▸ PROBLEM DESCRIPTION: Check each line of the listing below for the string "icon", then copy every line that has it.

==== RECORDED INFORMATION ====

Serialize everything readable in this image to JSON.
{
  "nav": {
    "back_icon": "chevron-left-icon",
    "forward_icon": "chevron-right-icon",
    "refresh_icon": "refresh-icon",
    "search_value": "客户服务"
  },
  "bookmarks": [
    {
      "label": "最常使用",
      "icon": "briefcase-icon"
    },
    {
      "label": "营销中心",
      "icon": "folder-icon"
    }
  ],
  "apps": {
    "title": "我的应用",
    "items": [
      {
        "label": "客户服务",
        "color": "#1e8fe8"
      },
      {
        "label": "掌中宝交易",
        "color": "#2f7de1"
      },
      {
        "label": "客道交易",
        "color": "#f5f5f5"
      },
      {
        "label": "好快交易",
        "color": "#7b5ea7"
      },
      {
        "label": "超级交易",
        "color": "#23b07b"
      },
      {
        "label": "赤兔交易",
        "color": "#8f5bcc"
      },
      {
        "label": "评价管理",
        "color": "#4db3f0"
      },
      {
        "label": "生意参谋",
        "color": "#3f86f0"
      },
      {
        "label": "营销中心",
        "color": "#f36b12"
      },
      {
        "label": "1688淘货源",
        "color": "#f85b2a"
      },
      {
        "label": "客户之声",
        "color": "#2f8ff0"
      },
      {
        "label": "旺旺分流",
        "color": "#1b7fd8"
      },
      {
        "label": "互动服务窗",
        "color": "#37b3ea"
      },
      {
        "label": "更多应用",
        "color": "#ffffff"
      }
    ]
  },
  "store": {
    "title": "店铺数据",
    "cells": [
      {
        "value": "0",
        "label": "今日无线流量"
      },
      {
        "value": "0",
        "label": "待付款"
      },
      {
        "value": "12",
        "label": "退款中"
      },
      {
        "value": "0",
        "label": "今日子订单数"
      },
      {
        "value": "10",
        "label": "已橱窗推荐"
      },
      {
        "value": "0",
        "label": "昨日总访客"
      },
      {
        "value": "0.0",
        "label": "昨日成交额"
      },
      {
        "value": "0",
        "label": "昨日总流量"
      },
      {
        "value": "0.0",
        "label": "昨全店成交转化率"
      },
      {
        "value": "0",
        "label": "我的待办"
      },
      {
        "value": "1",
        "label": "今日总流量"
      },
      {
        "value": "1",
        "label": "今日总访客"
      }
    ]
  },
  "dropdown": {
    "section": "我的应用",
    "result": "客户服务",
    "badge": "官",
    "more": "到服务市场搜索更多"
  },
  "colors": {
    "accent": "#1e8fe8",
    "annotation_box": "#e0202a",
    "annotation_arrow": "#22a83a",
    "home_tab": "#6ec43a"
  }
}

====

▸ RESULT FOR THIS EXERCISE:
    "back_icon": "chevron-left-icon",
    "forward_icon": "chevron-right-icon",
    "refresh_icon": "refresh-icon",
      "icon": "briefcase-icon"
      "icon": "folder-icon"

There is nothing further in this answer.